I’m not advocating a return to the days of getting on an airplane with a sword as carryon, which, no kidding at all, I did in 1996 on a flight from Malaga to New York. I’m advocating a return to our senses. Right now, we’re trying to outthink the terrorists, to the point that our suspicion will begin to hamper us. “A guy put a bomb in his shoe! Check everybody’s shoes!” only works until the terrorists know that we’re checking shoes, and then they move on to the next plan, or the next venue. Terrorist plots that the United States have thwarted since 9/11 have been predominately focused on fuel lines and public utilities, not airlines. That’s not to say, “They’re done, let’s completely drop our guard,” but “Perhaps we need to shift our focus slightly.” There has to be a happy medium on the spectrum that is, on the low end, “Get on a plane with a sword,” and on the high end, “Stick our fingers in a six-year-old’s underpants.”
I love my country. I love being an American. But I also love sanity. “If you don’t like it, don’t fly,” to me, smacks of misplaced faith that our government can protect us from every inevitability, and that is not what our government was intended to do. So, I say to to everyone with a “don’t like it, don’t fly,” attitude, if you don’t like the reality that air travel carries an incredibly slight risk, don’t fly, and allow the rest of us to travel with our rights in tact.
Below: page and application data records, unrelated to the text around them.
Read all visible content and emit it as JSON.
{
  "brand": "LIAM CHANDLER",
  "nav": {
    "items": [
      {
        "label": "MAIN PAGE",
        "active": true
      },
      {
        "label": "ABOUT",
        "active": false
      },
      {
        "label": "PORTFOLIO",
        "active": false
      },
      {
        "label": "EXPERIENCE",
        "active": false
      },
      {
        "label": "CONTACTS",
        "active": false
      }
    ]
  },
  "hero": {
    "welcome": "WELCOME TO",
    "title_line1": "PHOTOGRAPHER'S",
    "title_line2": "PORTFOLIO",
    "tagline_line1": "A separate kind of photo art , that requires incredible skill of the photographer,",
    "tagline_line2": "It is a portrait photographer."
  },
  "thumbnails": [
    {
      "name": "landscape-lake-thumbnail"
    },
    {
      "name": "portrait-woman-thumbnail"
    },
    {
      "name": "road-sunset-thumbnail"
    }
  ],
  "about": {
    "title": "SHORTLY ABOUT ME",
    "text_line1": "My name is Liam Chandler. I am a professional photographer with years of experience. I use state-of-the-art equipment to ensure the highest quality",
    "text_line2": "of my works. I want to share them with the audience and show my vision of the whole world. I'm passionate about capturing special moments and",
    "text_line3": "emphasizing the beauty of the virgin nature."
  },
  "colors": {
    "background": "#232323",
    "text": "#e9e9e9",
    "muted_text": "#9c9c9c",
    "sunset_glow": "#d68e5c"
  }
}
And as for protecting the people on the ground, let’s all accept that as long as our country has enemies, we are all potential targets with, again, a very, very slight risk of our lives being ended by terrorism, just like every other citizen of every other country in the world.
Our founding fathers were very cognizant of the fact that should their revolution fail, they would be put to death for their cause. We owe it to them to preserve the ideals they stood for, even if it means feeling slightly less safe when seated across the aisle from an obviously deranged and death hungry kindergartener on an airplane.